START Material supplied

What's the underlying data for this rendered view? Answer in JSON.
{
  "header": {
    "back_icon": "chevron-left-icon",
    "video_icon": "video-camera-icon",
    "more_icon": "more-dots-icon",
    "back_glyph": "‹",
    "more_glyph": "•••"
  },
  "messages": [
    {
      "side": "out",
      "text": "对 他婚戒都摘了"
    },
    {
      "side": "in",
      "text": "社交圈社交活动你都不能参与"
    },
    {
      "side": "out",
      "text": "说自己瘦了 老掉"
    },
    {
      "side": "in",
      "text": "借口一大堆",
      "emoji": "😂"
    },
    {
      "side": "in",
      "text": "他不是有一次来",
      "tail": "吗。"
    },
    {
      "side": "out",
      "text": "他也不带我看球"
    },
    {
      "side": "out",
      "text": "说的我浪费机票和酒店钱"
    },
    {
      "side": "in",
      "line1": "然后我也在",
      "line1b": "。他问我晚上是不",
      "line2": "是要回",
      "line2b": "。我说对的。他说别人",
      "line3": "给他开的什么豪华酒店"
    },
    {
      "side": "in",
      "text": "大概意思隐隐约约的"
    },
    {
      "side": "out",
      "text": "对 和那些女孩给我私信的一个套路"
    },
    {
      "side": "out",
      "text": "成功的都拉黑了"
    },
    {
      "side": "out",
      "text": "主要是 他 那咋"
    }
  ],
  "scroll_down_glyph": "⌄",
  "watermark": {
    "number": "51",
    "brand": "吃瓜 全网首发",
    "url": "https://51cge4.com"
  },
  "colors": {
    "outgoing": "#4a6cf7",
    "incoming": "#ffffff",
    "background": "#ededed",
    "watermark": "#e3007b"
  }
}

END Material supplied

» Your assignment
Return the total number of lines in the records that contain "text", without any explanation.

» Exercise result
11